On a recent blustery Saturday, after a long appetite-inducing walk (past our local 2,000-year-old Pyramid, up the Aventine Hill to look through the famous keyhole, down to the Circo Massimo for a required stop at the Mercato di Campagna Amica farmers’ market, past the church of Santa Maria in Cosmedin and the Boca della Verita, onward to the ancient Teatro di Marcello, and into the Jewish Quarter), my husband, a friend, and I made a spur-of-the moment decision to see if Sora Margherita was open for lunch. It was, and miraculously, one last table was available. Though we went there to eat, I ended up being fed. And what a joy that was.
Sora Margherita is a tiny, no-nonsense place that is perennially packed. We settled in, careful not to knock elbows with our neighbors, and were eventually given water, a basket of bread, and then a single hand-written menu.
We were deep into the difficult task of deciding which of the renowned house specialties to order when our busy waitress, Tiziana, finally came to a halt beside our table. “Well?” she asked. It can be perilous to send Italian waitstaff away, because they may not come back for a while. Tiziana was a woman on the move and we were starving, so I employed my favorite tactic–I asked her to advise us. Whereupon she took away the menu and said, “I will decide.” And so she did.
In short order, the dishes began to appear. First out, two traditional favorites: Carciofo alla Romana, a tender whole artichoke braised in white wine and olive oil (Roman style)—and Carciofo alla Giudia, a crispy, deep-fried version (Jewish style). Tiziana wrongly feared we might not know the proper technique for eating the crispy version, so she leaned over the table, pulled off an artichoke leaf, and held it to my mouth. I opened up and ate; I dared not refuse Tiziana anything.
The artichokes were followed by broccoletti ripassati—Romanesco broccoli that is blanched, then sautéed with olive oil, garlic, and chilies until it is meltingly soft. I could have eaten the entire plate. Then came puntarelle in salsa d’acciuche—a salad made with the shredded inner stalks of a member of the chicory family, seasoned with olive oil, garlic, lemon, and anchovies. It was a crisp, piquant counterpoint to the soft broccoletti.
Having temped our palates with these appetizers and side dishes, Tiziana then began to roll out the main courses: the famous, house-made fettucine al sugo di carne (with a braised meat sauce), salsicce e spuntature al sugo (fresh sausages cooked in the same meat sauce, accompanied by a spare rib), and baccala fritto (fried cod).
We shared all the delicious dishes family style, but even so we struggled to finish everything. On one of her perambulations past our table, Tiziana glanced at the sausage platter and saw the lone meaty rib, bereft of its former companions. That stopped her in her tracks. She reached over, lifted the rib from its resting place, and said “This is good—eat!” Again, the rib was aimed in my direction. When faced with a saucy offering, what can one do? I took the rib and returned the clean bone to the platter a moment later. Only then was Tiziana satisfied. We had done our proper duty by Sora Margherita’s dishes.

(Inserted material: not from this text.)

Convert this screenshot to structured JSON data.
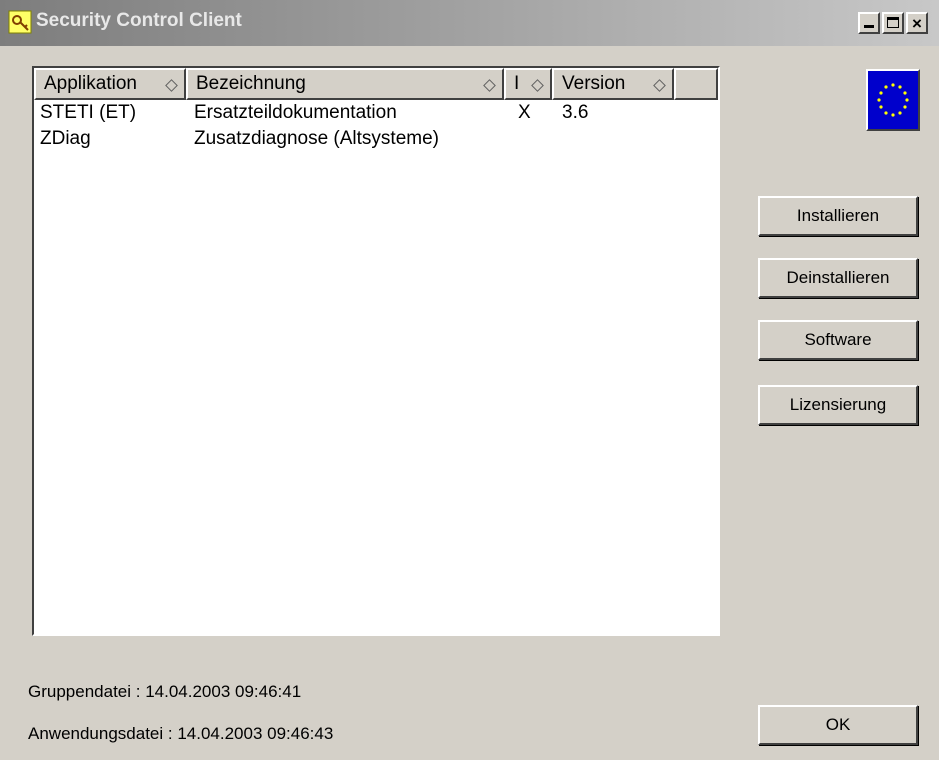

Almost. There was dessert to be had, and we had torta di ricotta e cioccolato—a moist ricotta cake with chocolate. Because there is always room for dessert.
The warm glow from that lunch (and the resulting food coma) lasted a long time, thanks to Tiziana and the masters in the kitchen. We’ll be back. Because the pasta cacio, peppe, e ricotta (pasta with a Pecorino Romano-black pepper sauce and dollops of ricotta) is already calling my name.